Here’s a challenging reality: America has become more just—and thus closer to the ideals one would expect of a Christian nation—as white Protestant power has waned. The United States of 2022 is far more just than it was in 1822 or 1922 or 1952 or even 1982. And while white Protestants have undeniably been part of that story—they were indispensable to the abolitionist movement, for example—the elevation of other voices has made a tremendous difference.
In the civil rights movement, the sad reality is that all too often the person wielding the fire hose and the person facing the spray both proclaimed faith in Jesus and both went to church, but only one of them was acting justly. And any account of American civil rights has to include the vital contribution of the American Jewish community.

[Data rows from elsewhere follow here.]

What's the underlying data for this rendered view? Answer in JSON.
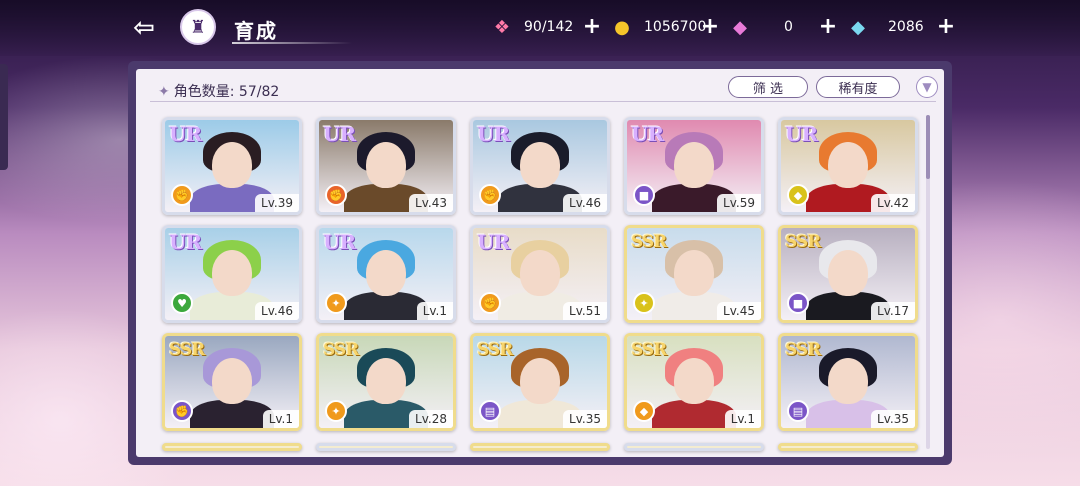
{
  "header": {
    "title": "育成",
    "back_icon": "back-arrow-icon",
    "home_icon": "castle-home-icon"
  },
  "resources": [
    {
      "name": "stamina",
      "icon": "candy-icon",
      "value": "90/142"
    },
    {
      "name": "gold",
      "icon": "gold-coin-icon",
      "value": "1056700"
    },
    {
      "name": "pink-gem",
      "icon": "pink-diamond-icon",
      "value": "0"
    },
    {
      "name": "blue-gem",
      "icon": "blue-diamond-icon",
      "value": "2086"
    }
  ],
  "panel": {
    "count_label": "角色数量:",
    "count_value": "57/82",
    "filter_label": "筛 选",
    "rarity_label": "稀有度",
    "sort_icon": "chevron-down-icon"
  },
  "cards": [
    {
      "rarity": "UR",
      "level": "Lv.39",
      "type_color": "#f09a1c",
      "type_icon": "fist-icon",
      "hair": "#2a1d22",
      "body": "#7a6bc0",
      "bg": "#9ccbe8"
    },
    {
      "rarity": "UR",
      "level": "Lv.43",
      "type_color": "#e8642a",
      "type_icon": "fist-icon",
      "hair": "#1c1a2c",
      "body": "#6a4a2a",
      "bg": "#8a7a6a"
    },
    {
      "rarity": "UR",
      "level": "Lv.46",
      "type_color": "#f09a1c",
      "type_icon": "fist-icon",
      "hair": "#1a1c2a",
      "body": "#30323e",
      "bg": "#a9c8e0"
    },
    {
      "rarity": "UR",
      "level": "Lv.59",
      "type_color": "#7b55c7",
      "type_icon": "boot-icon",
      "hair": "#b87ab8",
      "body": "#3a1a2a",
      "bg": "#e08ab0"
    },
    {
      "rarity": "UR",
      "level": "Lv.42",
      "type_color": "#d9c21a",
      "type_icon": "shield-icon",
      "hair": "#e87a30",
      "body": "#b01a20",
      "bg": "#d8c8a0"
    },
    {
      "rarity": "UR",
      "level": "Lv.46",
      "type_color": "#3ca83c",
      "type_icon": "heart-hand-icon",
      "hair": "#8cd04a",
      "body": "#e8ecd8",
      "bg": "#a8d0e8"
    },
    {
      "rarity": "UR",
      "level": "Lv.1",
      "type_color": "#f09a1c",
      "type_icon": "wand-icon",
      "hair": "#4aa8e0",
      "body": "#2a2a34",
      "bg": "#b8d8ec"
    },
    {
      "rarity": "UR",
      "level": "Lv.51",
      "type_color": "#f09a1c",
      "type_icon": "fist-icon",
      "hair": "#e8d0a0",
      "body": "#f0ece4",
      "bg": "#e8dcc8"
    },
    {
      "rarity": "SSR",
      "level": "Lv.45",
      "type_color": "#d9c21a",
      "type_icon": "wand-icon",
      "hair": "#d8c0a8",
      "body": "#f0ece8",
      "bg": "#c8dcec"
    },
    {
      "rarity": "SSR",
      "level": "Lv.17",
      "type_color": "#7b55c7",
      "type_icon": "boot-icon",
      "hair": "#e8e8ec",
      "body": "#1a1a20",
      "bg": "#b8b0c0"
    },
    {
      "rarity": "SSR",
      "level": "Lv.1",
      "type_color": "#7b55c7",
      "type_icon": "fist-icon",
      "hair": "#a898d8",
      "body": "#2a2230",
      "bg": "#9aa8c0"
    },
    {
      "rarity": "SSR",
      "level": "Lv.28",
      "type_color": "#f09a1c",
      "type_icon": "wand-icon",
      "hair": "#1a4a58",
      "body": "#2a5a68",
      "bg": "#c8d8b8"
    },
    {
      "rarity": "SSR",
      "level": "Lv.35",
      "type_color": "#7b55c7",
      "type_icon": "book-icon",
      "hair": "#a8642a",
      "body": "#f0e8d8",
      "bg": "#b8d8e8"
    },
    {
      "rarity": "SSR",
      "level": "Lv.1",
      "type_color": "#f09a1c",
      "type_icon": "shield-icon",
      "hair": "#f08080",
      "body": "#b02a30",
      "bg": "#d8e0c0"
    },
    {
      "rarity": "SSR",
      "level": "Lv.35",
      "type_color": "#7b55c7",
      "type_icon": "book-icon",
      "hair": "#1a1a2a",
      "body": "#d8c0e8",
      "bg": "#b0b8d0"
    }
  ]
}
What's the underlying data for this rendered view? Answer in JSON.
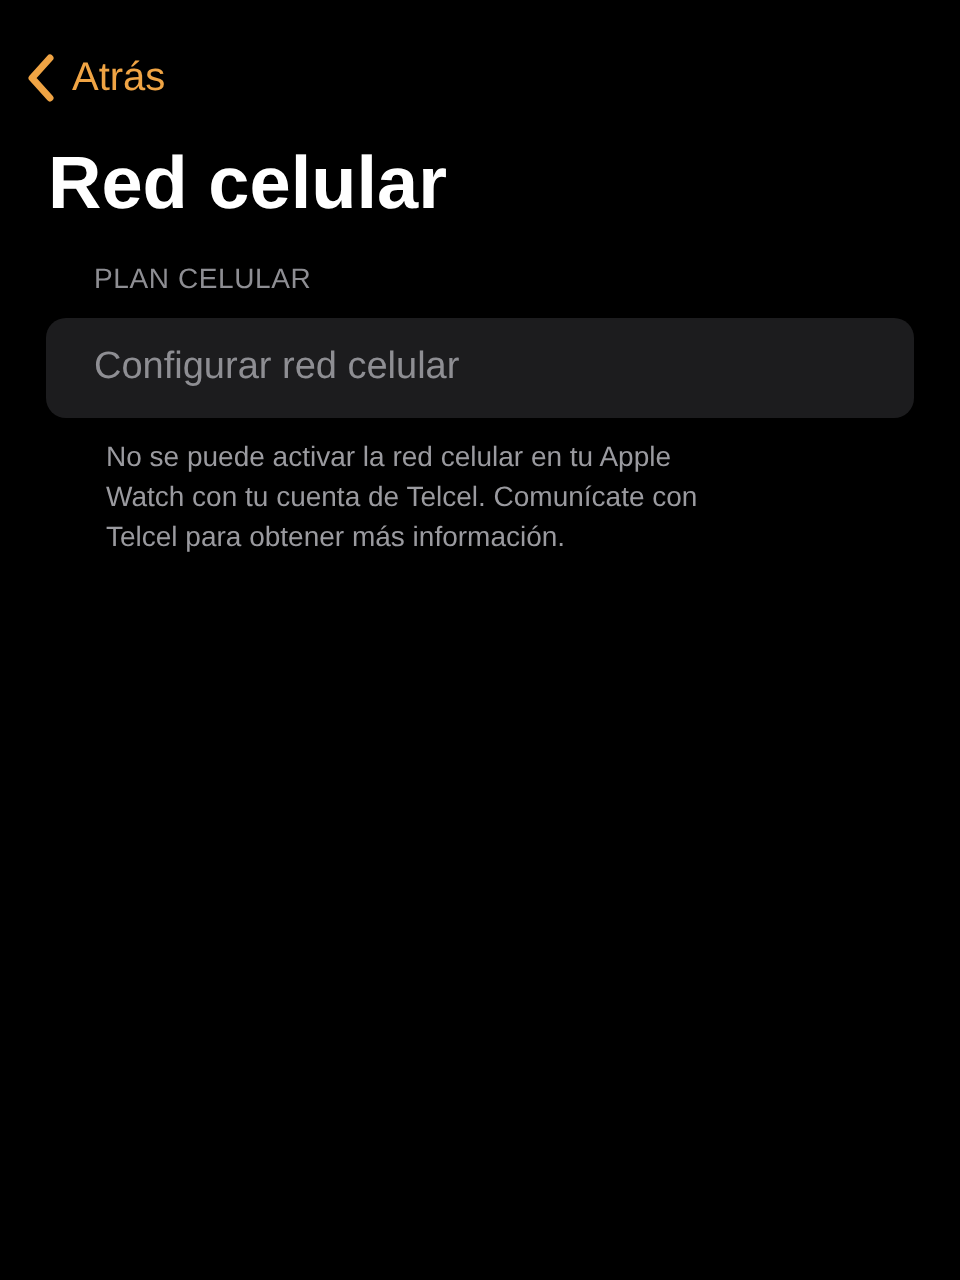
{
  "nav": {
    "back_label": "Atrás"
  },
  "title": "Red celular",
  "section": {
    "header": "PLAN CELULAR",
    "items": [
      {
        "label": "Configurar red celular",
        "disabled": true
      }
    ],
    "footer": "No se puede activar la red celular en tu Apple Watch con tu cuenta de Telcel. Comunícate con Telcel para obtener más información."
  }
}
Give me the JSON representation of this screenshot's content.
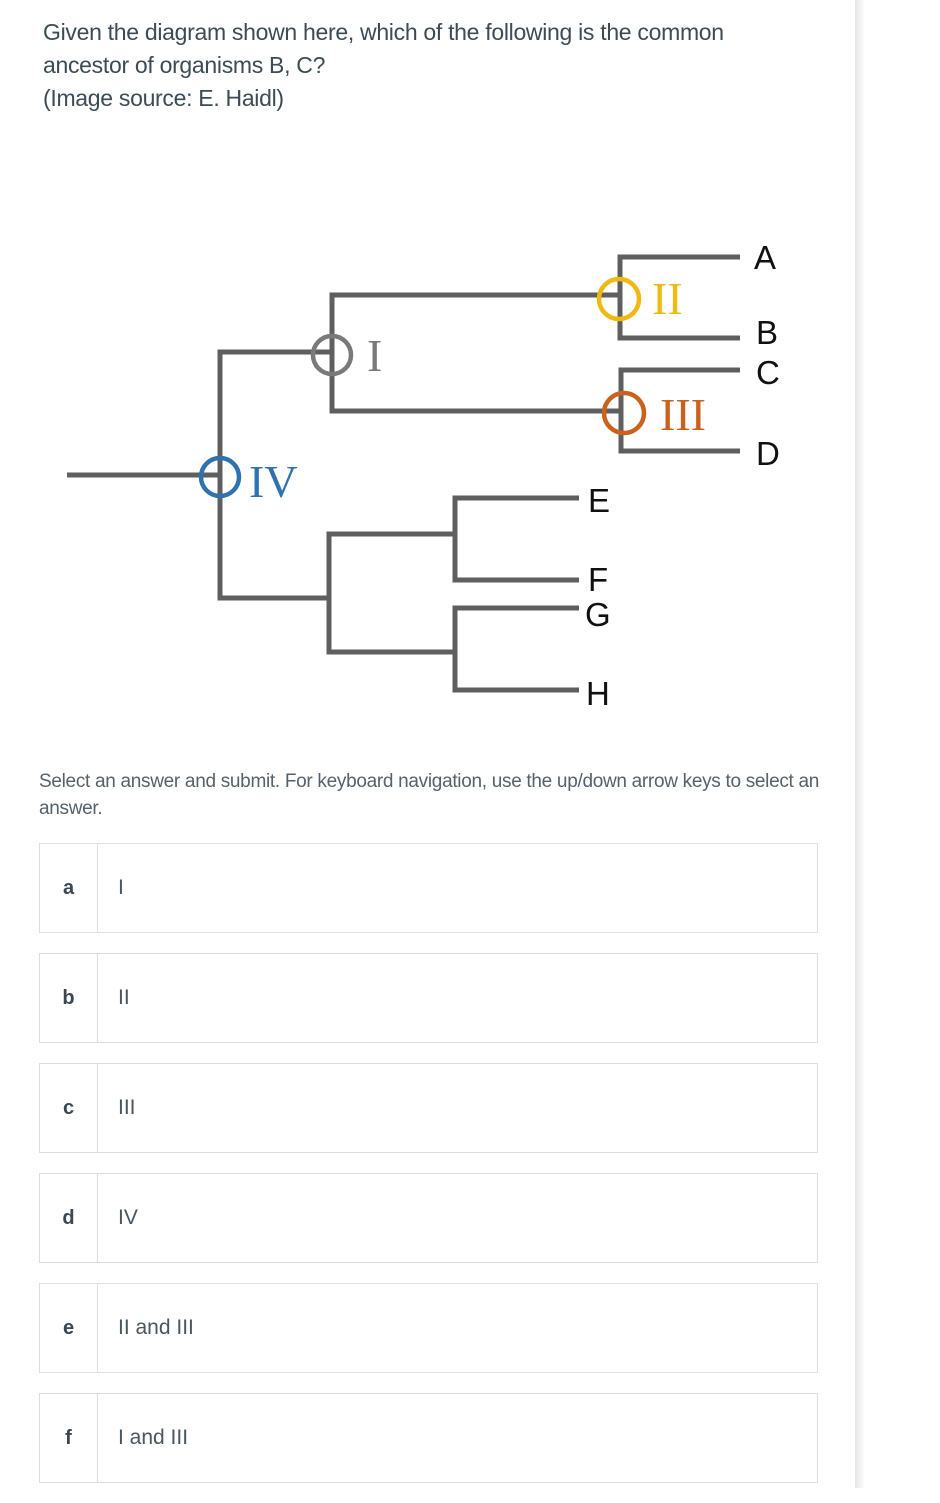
{
  "question": {
    "lines": [
      "Given the diagram shown here, which of the following is the common",
      "ancestor of organisms B, C?",
      "(Image source: E. Haidl)"
    ]
  },
  "diagram": {
    "type": "cladogram",
    "line_color": "#5f5f5f",
    "taxa": [
      "A",
      "B",
      "C",
      "D",
      "E",
      "F",
      "G",
      "H"
    ],
    "nodes": [
      {
        "label": "I",
        "color": "#7a7a7a",
        "descendants": [
          "A",
          "B",
          "C",
          "D"
        ]
      },
      {
        "label": "II",
        "color": "#f0b912",
        "descendants": [
          "A",
          "B"
        ]
      },
      {
        "label": "III",
        "color": "#c8621d",
        "descendants": [
          "C",
          "D"
        ]
      },
      {
        "label": "IV",
        "color": "#2e72b0",
        "descendants": [
          "A",
          "B",
          "C",
          "D",
          "E",
          "F",
          "G",
          "H"
        ]
      }
    ]
  },
  "instructions": "Select an answer and submit. For keyboard navigation, use the up/down arrow keys to select an answer.",
  "answers": [
    {
      "letter": "a",
      "text": "I"
    },
    {
      "letter": "b",
      "text": "II"
    },
    {
      "letter": "c",
      "text": "III"
    },
    {
      "letter": "d",
      "text": "IV"
    },
    {
      "letter": "e",
      "text": "II and III"
    },
    {
      "letter": "f",
      "text": "I and III"
    }
  ]
}
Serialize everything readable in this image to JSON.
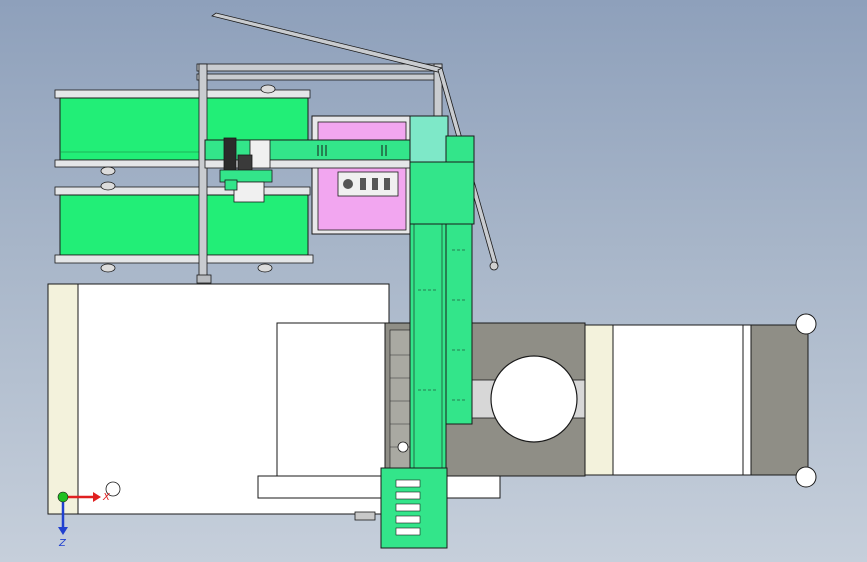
{
  "axes": {
    "x_label": "X",
    "z_label": "Z",
    "x_color": "#e02020",
    "z_color": "#2040d0",
    "origin_color": "#20c020"
  },
  "palette": {
    "background_top": "#8ea0bb",
    "background_bottom": "#c6cfdb",
    "conveyor_green": "#22ee77",
    "gantry_green": "#33e58a",
    "pink_plate": "#f2a6f0",
    "base_white": "#ffffff",
    "cream_band": "#f3f2dc",
    "machine_gray": "#8f8e86",
    "dark_gray": "#6f6f6a",
    "frame_gray": "#9aa0a6",
    "outline": "#1a1a1a"
  },
  "components": [
    {
      "name": "conveyor-upper",
      "label": "conveyor"
    },
    {
      "name": "conveyor-lower",
      "label": "conveyor"
    },
    {
      "name": "gantry-frame",
      "label": "frame"
    },
    {
      "name": "pink-plate",
      "label": "plate"
    },
    {
      "name": "vertical-gantry-arm",
      "label": "arm"
    },
    {
      "name": "machine-base",
      "label": "base"
    },
    {
      "name": "control-box",
      "label": "control"
    }
  ],
  "control_switches": 5
}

Once again, the same theme pops up: “Both read the same Bible, and pray to the same God; and each invokes His aid against the other.”
Even one of the most defining moral issues of modern Christian conservatism—the fight against abortion—arose largely out of the Catholic Church, the same church that Protestants spent decades vigorously trying to suppress. The pro-life alliance between Evangelicals and Catholics is a relatively recent phenomenon.
I make this observation not to state that white American Protestants are uniquely problematic. The history of Christian power wielded by virtually any Christian faction anywhere is replete with examples of injustice and abuse. Nor are Christians uniquely terrible. We’ve seen the awful consequences of corrupt religion throughout world history and throughout world religions. We still see it today.
The Christianity of the United States of America, both as a matter of individual expression and institutional justice, is an enormously complex topic, but one thing I can say with confidence—there was no golden age of American Christianity. And we cannot look back at any moment and say, this is when America was a Christian nation.
What conservative Evangelicals are “losing” today isn’t so much liberty as power. Christians of all theological stripes enjoy more religious freedom now, in this nation, than virtually any group of believers anywhere in the world. Yet even so it’s always uncomfortable to lose power.
And that brings me to my last thought—since when is comfort our goal? The Kingdom of God is upside-down, remember. The last shall be first. To save your life you must lose your life. There is no higher calling than taking up your cross to follow Christ. If you’re living a life where your Christianity is comfortable, and anything remotely resembling a cross is far, far from your experience, that’s when we should wonder if we’ve conformed to the culture. Because we know the culture has not conformed to the cross.
There is a misplaced emotional urgency in parts of the church today. There’s a longing for a past we shouldn’t seek to recover, panic over a present that is still laden with privilege, and fear of a future that is in the hands of a sovereign God. We saw that all on January 6. We see it still in rhetoric that blankets our Christian political discourse.
Yet if our history teaches us anything, it is that we cannot equate Christian power with Christian justice, and while we’ve always been a nation of Christians, we have not always borne Christian fruit.
One more thing …
In the latest Good Faith podcast, Curtis and I talk about the relationship between justice and power and also about the relationship between Christianity and the American founding. We take the themes of this week’s newsletter and go deep.
Give it a listen. And please rate us! We’re trying to get to 1,000 recommendations (then 2,000 of course). Your ratings make it easier for new listeners to find us and The Dispatch. Thank you!
One last thing …
This is so good. I’ve linked to Tenielle Neda’s music before, and I listen to it all the time. This is a favorite. Enjoy: